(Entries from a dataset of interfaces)
════════

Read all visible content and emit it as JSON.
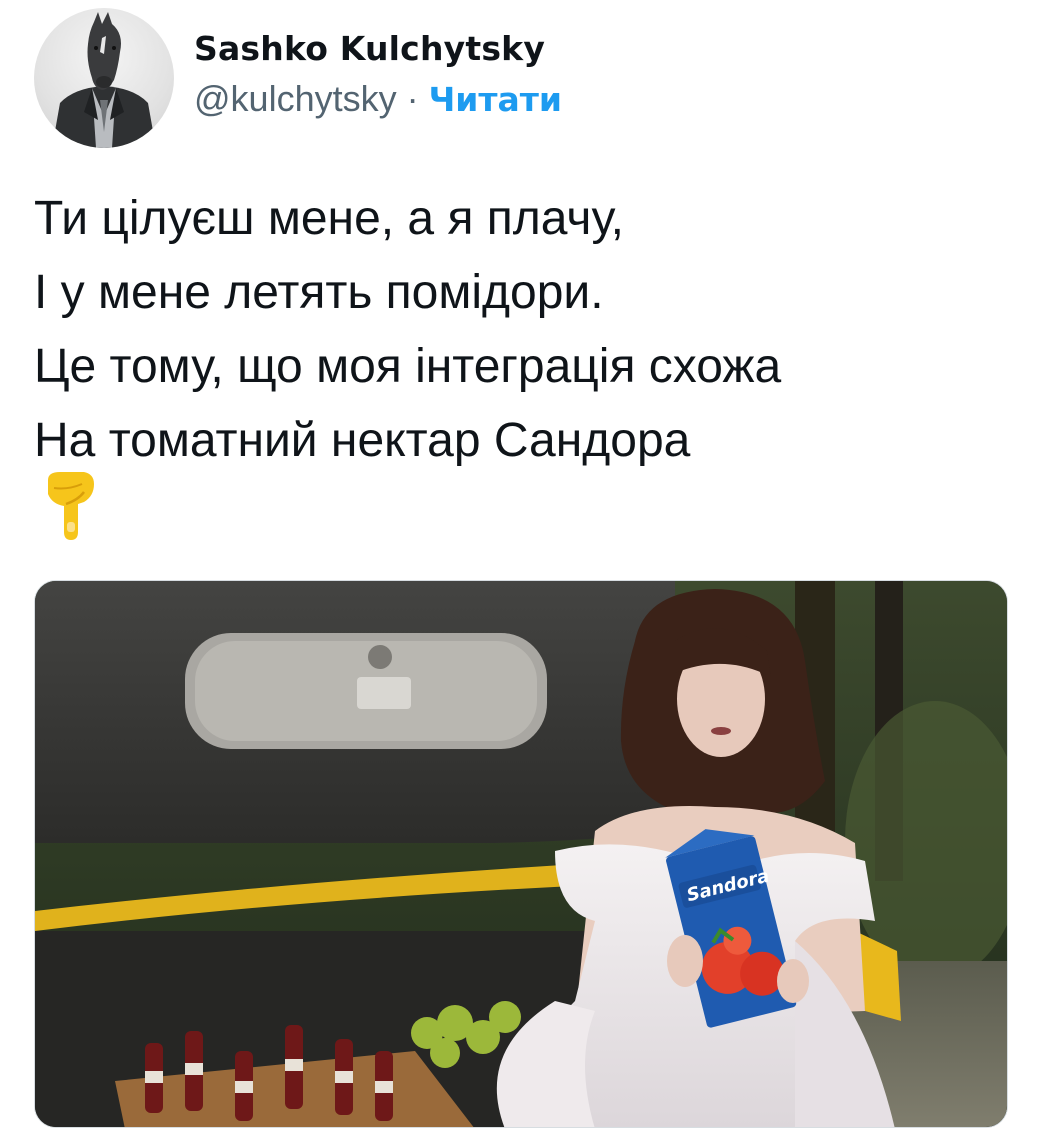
{
  "author": {
    "display_name": "Sashko Kulchytsky",
    "handle": "@kulchytsky",
    "separator": "·",
    "follow_label": "Читати",
    "avatar_icon": "horse-head-avatar"
  },
  "tweet": {
    "lines": [
      "Ти цілуєш мене, а я плачу,",
      "І у мене летять помідори.",
      "Це тому, що моя інтеграція схожа",
      "На томатний нектар Сандора"
    ],
    "emoji": "pointing-down-emoji"
  },
  "media": {
    "description_icon": "photo-bride-with-juice-carton",
    "brand_text": "Sandora"
  },
  "colors": {
    "link": "#1d9bf0",
    "secondary": "#536471",
    "text": "#0f1419"
  }
}
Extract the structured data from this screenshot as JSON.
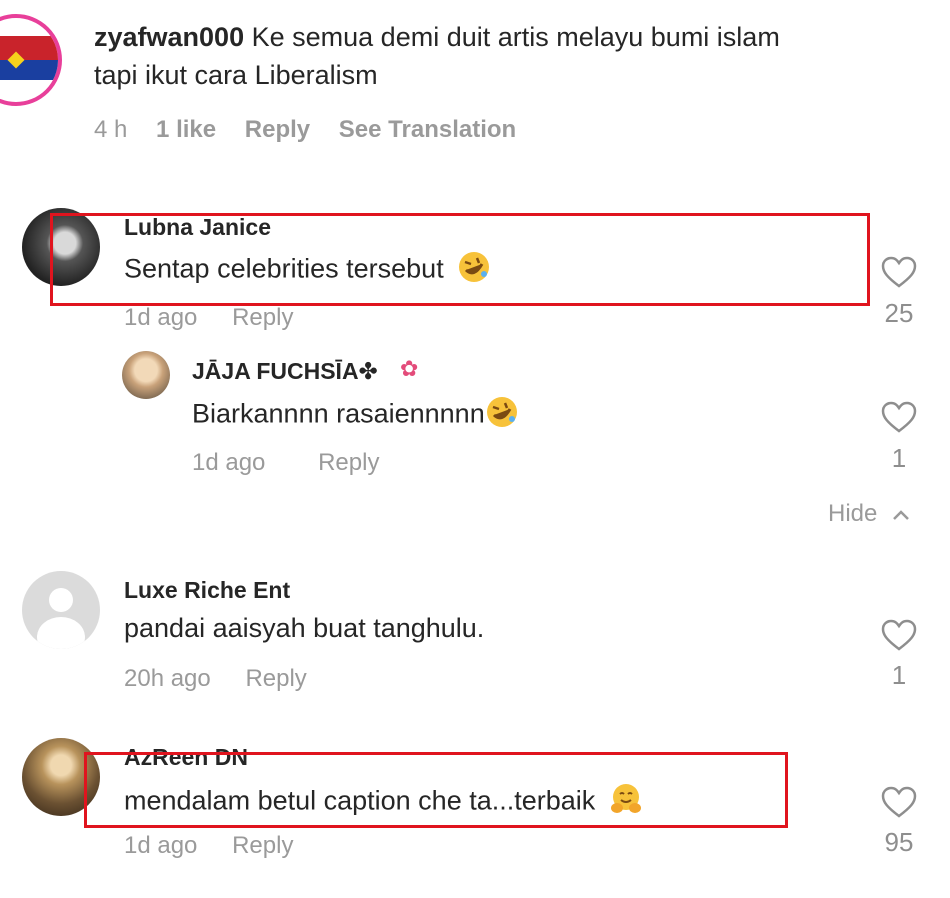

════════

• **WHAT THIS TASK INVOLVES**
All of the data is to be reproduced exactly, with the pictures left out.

• **WRITTEN SOLUTION**
Read all visible content and emit it as JSON.
{
  "author": {
    "display_name": "Sashko Kulchytsky",
    "handle": "@kulchytsky",
    "separator": "·",
    "follow_label": "Читати",
    "avatar_icon": "horse-head-avatar"
  },
  "tweet": {
    "lines": [
      "Ти цілуєш мене, а я плачу,",
      "І у мене летять помідори.",
      "Це тому, що моя інтеграція схожа",
      "На томатний нектар Сандора"
    ],
    "emoji": "pointing-down-emoji"
  },
  "media": {
    "description_icon": "photo-bride-with-juice-carton",
    "brand_text": "Sandora"
  },
  "colors": {
    "link": "#1d9bf0",
    "secondary": "#536471",
    "text": "#0f1419"
  }
}
Extract the structured data from this screenshot as JSON.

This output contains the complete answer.